** Opening Entries provided block **

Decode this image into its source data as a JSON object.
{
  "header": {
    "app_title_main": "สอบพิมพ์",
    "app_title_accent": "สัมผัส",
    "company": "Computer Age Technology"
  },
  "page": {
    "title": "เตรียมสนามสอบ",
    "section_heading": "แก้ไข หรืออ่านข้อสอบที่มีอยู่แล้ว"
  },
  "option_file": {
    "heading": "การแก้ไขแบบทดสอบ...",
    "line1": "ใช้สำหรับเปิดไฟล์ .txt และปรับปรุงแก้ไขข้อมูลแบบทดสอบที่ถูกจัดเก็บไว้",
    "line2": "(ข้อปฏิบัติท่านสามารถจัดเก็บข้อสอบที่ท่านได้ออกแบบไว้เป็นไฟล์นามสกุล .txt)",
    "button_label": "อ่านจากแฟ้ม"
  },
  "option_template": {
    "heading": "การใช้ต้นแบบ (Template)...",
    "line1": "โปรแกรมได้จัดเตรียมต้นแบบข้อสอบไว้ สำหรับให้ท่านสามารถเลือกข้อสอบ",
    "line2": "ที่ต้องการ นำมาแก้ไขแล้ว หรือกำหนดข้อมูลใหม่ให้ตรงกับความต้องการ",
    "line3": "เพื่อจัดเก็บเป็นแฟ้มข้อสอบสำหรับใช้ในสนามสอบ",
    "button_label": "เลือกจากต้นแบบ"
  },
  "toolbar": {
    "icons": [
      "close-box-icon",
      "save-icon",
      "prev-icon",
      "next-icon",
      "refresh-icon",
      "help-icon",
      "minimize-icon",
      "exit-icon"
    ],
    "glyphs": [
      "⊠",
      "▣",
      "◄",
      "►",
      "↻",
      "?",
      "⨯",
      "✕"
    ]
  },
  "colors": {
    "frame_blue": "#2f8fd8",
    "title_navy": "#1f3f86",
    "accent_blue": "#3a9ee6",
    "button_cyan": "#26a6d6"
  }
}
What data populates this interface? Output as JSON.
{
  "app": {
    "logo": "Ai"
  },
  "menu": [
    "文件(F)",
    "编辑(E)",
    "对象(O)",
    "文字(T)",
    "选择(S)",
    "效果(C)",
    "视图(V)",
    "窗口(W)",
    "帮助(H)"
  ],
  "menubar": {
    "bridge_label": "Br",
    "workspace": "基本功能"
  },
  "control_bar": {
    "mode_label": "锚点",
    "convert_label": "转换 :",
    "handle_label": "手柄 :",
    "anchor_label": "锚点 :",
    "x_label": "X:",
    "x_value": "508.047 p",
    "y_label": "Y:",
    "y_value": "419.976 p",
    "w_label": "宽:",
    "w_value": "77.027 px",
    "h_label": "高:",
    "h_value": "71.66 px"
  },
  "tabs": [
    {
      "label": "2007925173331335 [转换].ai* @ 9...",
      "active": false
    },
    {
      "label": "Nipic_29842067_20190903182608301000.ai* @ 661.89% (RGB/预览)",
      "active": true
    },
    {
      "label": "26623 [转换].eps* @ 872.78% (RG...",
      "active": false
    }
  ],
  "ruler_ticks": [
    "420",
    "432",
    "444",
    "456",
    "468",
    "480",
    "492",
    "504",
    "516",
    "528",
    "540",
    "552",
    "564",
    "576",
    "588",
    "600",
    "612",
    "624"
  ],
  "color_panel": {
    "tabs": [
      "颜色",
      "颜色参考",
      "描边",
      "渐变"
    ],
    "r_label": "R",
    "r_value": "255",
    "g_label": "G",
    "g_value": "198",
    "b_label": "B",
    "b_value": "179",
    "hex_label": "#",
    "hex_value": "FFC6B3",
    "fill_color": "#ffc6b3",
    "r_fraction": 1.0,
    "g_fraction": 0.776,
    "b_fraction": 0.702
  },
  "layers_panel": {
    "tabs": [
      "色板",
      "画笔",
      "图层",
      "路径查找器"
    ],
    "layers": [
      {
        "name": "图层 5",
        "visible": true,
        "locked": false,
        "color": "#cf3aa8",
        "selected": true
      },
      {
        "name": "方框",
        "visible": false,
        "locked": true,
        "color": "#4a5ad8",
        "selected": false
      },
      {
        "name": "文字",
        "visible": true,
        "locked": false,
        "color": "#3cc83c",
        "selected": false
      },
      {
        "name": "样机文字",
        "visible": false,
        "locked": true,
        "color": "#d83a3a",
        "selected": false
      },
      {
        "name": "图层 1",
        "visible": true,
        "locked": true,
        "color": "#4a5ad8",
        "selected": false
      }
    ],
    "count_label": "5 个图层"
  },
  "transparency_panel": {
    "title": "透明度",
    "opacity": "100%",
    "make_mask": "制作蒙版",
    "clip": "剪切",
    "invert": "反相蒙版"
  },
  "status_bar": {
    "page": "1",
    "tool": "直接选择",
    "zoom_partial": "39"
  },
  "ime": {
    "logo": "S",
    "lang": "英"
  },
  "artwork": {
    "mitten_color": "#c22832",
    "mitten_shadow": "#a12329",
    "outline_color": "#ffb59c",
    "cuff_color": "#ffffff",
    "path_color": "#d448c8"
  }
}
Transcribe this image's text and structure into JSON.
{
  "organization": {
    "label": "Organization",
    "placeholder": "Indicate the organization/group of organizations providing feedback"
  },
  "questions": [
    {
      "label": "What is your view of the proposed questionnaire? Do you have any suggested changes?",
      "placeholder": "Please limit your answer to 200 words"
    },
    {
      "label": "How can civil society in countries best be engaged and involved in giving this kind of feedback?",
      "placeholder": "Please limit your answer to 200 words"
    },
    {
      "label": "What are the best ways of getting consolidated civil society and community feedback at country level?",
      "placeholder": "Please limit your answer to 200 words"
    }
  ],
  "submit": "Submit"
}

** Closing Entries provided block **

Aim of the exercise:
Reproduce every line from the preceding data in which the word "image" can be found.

Task response:
Decode this image into its source data as a JSON object.
Transcribe this image's text and structure into JSON.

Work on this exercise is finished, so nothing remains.